It was May 26th, and I woke up feeling sick. My husband, Sean, had already left for work. I took the dollar store pregnancy test, hopped in the shower, then peaked at it 3 minutes later. I never thought two lines could cause such a panic. I got back in the shower to finish washing my hair and tried to do the math: 9 months meant December, no wait um February, no January . . . I gave up. Counting to 9 seemed just too impossible. I didn’t wait to tell him in some cute way; there were no cakes, no balloons, no romantic dinners, no surprise presents with the positive test inside, but instead Sean got a panicked phone call. He was excited, scared, but excited.
We didn’t plan Elijah John. Sean had just gotten into grad school for psychology. We planned that he would pay for schooling with his job and we would have to pay the rest of the bills on my teacher salary. But sometimes your cycles are irregular and being extra cautious isn’t your thing, so you get a baby and you change all of your plans.
I’m not claiming to know what it’s like to be an unwed mother or to have a child conceived from rape or to have a husband or boyfriend who wants me to get rid of the baby, or to still be in high school or even trying to finish my doctorate. But I do know what it’s like to have your plans changed suddenly. I do know what it’s like to be living with little money and working 12 hour days when this hidden blessing enters your life and to see your husband give up his dreams for the good of the family. I know what it’s like to throw up in the morning and then again after work, to have constant headaches, and heartburn so bad you want to tear out your insides. Mostly importantly I know what it’s like to be pregnant and scared.
But now, I also know what it’s like to love a child. I know what it’s like to have life growing inside me. I know what it’s like to put my hope, my future, my love into a child who is no bigger than a lemon. I know what it’s like to have good compassionate friends who want to help. And I think I finally understand why exactly I’m pro-life.

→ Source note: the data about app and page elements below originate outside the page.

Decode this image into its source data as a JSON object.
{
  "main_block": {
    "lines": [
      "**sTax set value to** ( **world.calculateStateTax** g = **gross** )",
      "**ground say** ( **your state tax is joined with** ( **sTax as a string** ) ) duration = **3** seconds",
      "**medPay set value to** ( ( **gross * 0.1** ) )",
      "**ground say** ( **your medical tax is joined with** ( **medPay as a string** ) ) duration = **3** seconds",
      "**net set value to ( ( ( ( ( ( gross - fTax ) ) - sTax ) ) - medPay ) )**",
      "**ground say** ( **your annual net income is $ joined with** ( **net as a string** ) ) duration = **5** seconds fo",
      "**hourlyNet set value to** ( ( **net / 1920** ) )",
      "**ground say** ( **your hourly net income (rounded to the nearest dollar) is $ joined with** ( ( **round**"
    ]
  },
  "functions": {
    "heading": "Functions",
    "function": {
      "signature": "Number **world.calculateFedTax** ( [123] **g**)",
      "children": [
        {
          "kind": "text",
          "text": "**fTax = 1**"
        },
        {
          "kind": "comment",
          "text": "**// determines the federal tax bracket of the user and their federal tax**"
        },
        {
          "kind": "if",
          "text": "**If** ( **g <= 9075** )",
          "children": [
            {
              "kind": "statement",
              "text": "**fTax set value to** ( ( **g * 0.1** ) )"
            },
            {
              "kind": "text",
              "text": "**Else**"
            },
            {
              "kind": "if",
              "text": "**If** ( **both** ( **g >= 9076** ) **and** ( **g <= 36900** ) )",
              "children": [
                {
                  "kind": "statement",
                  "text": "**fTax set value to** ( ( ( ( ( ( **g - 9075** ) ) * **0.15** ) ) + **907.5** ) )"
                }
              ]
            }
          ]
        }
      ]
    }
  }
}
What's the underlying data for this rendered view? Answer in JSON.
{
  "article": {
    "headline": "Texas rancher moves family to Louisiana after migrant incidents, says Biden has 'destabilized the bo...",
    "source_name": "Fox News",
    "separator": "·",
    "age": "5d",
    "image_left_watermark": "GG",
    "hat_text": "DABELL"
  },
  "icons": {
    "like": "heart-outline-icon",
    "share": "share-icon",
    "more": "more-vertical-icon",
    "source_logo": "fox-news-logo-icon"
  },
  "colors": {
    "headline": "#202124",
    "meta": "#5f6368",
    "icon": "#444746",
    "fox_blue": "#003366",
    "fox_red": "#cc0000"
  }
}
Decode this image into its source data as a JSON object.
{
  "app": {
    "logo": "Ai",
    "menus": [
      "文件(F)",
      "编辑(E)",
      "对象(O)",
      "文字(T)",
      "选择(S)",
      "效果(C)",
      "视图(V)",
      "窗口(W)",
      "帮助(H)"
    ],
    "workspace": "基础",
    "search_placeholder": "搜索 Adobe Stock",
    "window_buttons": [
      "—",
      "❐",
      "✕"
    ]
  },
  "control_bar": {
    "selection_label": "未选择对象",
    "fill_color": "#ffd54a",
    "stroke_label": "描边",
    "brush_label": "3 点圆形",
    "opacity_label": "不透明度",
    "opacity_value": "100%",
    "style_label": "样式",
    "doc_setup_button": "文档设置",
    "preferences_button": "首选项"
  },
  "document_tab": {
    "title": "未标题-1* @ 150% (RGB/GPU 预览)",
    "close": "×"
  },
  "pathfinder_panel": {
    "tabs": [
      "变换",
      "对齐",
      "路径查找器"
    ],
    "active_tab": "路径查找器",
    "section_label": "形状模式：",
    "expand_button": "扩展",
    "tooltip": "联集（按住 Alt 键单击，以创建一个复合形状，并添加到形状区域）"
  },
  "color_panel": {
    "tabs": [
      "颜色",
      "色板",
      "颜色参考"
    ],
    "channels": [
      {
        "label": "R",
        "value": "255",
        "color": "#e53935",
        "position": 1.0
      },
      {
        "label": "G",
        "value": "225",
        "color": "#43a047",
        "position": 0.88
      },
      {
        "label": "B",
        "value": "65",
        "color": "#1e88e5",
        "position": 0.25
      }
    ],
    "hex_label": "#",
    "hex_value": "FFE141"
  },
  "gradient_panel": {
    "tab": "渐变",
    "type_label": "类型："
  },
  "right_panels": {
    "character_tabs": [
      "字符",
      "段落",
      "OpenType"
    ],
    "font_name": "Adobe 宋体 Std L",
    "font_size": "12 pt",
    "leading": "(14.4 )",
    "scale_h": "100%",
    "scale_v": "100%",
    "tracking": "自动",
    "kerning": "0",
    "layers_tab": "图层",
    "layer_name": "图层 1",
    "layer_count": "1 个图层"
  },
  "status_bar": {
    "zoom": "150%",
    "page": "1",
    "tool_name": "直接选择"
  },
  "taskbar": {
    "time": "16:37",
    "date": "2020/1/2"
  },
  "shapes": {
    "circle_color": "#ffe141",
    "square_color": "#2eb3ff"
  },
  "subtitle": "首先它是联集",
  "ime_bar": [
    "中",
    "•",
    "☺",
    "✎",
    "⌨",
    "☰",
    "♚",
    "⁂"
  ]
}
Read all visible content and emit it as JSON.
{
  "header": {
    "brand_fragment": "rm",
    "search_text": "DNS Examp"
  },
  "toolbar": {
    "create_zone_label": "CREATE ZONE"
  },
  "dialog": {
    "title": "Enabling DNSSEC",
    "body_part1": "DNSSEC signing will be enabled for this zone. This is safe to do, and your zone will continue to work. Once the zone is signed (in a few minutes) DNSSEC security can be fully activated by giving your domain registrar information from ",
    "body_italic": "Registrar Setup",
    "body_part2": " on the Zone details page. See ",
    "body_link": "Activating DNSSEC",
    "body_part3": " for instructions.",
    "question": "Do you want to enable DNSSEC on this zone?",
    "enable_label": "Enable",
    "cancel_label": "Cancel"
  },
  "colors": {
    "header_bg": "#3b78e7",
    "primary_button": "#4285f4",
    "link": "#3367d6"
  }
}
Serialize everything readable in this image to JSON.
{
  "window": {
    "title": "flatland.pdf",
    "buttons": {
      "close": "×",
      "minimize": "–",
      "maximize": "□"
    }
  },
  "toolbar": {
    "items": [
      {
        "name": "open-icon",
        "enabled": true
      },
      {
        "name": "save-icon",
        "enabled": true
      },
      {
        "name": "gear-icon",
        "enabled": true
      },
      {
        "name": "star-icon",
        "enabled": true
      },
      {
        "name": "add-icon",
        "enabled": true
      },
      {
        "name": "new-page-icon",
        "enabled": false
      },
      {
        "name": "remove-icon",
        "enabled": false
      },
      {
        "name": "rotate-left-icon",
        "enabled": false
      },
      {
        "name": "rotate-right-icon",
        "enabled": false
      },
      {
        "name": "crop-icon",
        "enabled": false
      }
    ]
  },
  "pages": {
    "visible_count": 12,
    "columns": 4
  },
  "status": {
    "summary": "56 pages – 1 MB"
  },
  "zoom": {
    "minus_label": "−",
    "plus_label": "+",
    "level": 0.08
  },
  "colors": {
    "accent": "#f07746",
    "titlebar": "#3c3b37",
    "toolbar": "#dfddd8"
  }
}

Before pregnancy, I was pro-life because I was Catholic. And before that, I was pro-choice because my family was. (And before that I was like 12.) And though I think it was good for me to be pro-life, whatever my reasons were, I was never passionate about the issue. Sure I would argue that a person’s life begins at conception. I’d also always figured that aborting babies had nothing to do with women’s rights. And I was always extremely compassionate towards friends or stories of women who have had an abortion. But I had never understood just how interconnected the babies life and the mother’s life really are. I never understood that being pro-life really means being pro-pregnancy as a whole, but also pro-person as a whole.[Tweet “I never understood that being pro-life means being pro-pregnancy but also pro-person as a whole.”]
The laws surrounding abortion won’t change until our society can learn to genuinely love one another and care for one another as we would care for ourselves. Until I care about the education of children living in the ghetto as much I care about my child’s education, abortion will remain legal. Until I share my food with those who have none, Planned Parenthood will win. Until I seek to comfort the mourning the way I would comfort my mourning husband, babies will die. Until I clean the house of an overworked, underpaid mom of three, we will continue to live in the culture of death. When I found out I was pregnant, I felt an intense need to serve in the same way that the Blessed Virgin Mary served her cousin, Elizabeth. So I’d drive an hour each summer morning to a trailer park in the ghetto of Atlanta where I’d play with the street kids and pray with the Missionaries of Charity. It is there that I myself found hope. I firmly believe that just because you are in the pro-life movement, it does not mean that you are living the authentic “culture of life” that Pope Saint John Paul II calls us to live.
If I who have faith and support and health care struggled to trust that everything will work out for my family and my unborn child, how then can I expect the trust that it takes to carry a child for 9 months from a mother who has lacked those three essentials? I cannot. Abortion will win until we all live out a culture of life, where the death of the innocent is an inconceivable horror. Today, let’s choose to live a compassionate life of service and prayer dedicated to the unborn child, the mother, and the father who face hard decisions and scary and uncomfortable futures.
Katherine Mitchell. Learn more about her here.
This blog post was original published here and reprinted with permission from the author.